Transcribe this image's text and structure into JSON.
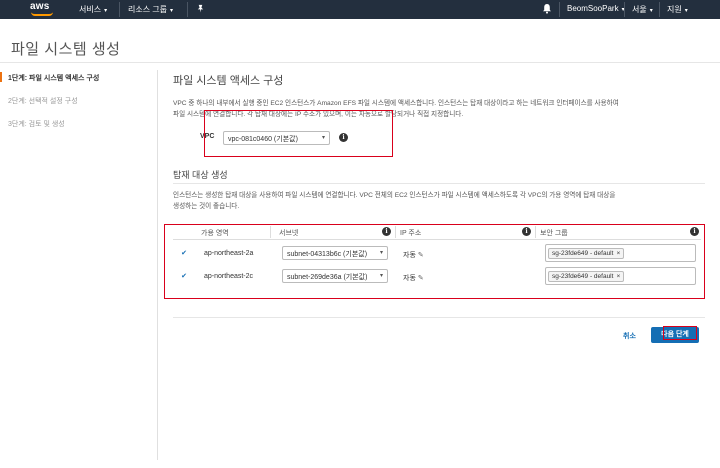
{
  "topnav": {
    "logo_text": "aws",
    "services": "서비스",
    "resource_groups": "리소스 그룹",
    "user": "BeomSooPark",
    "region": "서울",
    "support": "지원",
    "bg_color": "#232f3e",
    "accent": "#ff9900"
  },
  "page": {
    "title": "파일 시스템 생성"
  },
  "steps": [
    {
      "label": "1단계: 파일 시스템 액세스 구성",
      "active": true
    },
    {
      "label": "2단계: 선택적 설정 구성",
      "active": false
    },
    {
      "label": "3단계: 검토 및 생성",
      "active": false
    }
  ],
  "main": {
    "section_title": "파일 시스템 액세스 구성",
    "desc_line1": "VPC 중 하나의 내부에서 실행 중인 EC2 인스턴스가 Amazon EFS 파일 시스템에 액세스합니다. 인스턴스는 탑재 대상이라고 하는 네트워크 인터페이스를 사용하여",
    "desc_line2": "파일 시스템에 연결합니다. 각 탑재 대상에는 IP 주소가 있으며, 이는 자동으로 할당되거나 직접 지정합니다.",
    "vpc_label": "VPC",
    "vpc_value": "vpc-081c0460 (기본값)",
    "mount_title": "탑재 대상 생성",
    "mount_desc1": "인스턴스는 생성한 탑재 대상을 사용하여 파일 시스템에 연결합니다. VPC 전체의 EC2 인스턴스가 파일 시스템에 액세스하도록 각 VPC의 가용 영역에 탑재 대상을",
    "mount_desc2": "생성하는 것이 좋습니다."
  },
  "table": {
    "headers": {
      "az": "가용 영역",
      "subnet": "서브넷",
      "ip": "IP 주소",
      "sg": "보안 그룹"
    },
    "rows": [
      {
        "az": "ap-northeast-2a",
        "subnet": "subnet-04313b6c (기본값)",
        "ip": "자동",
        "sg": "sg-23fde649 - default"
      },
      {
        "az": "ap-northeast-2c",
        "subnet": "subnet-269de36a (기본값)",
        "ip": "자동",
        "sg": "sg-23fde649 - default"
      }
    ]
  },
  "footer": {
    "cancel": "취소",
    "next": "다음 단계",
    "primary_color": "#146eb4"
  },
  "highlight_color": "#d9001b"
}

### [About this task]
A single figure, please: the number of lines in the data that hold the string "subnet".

### [Output]
3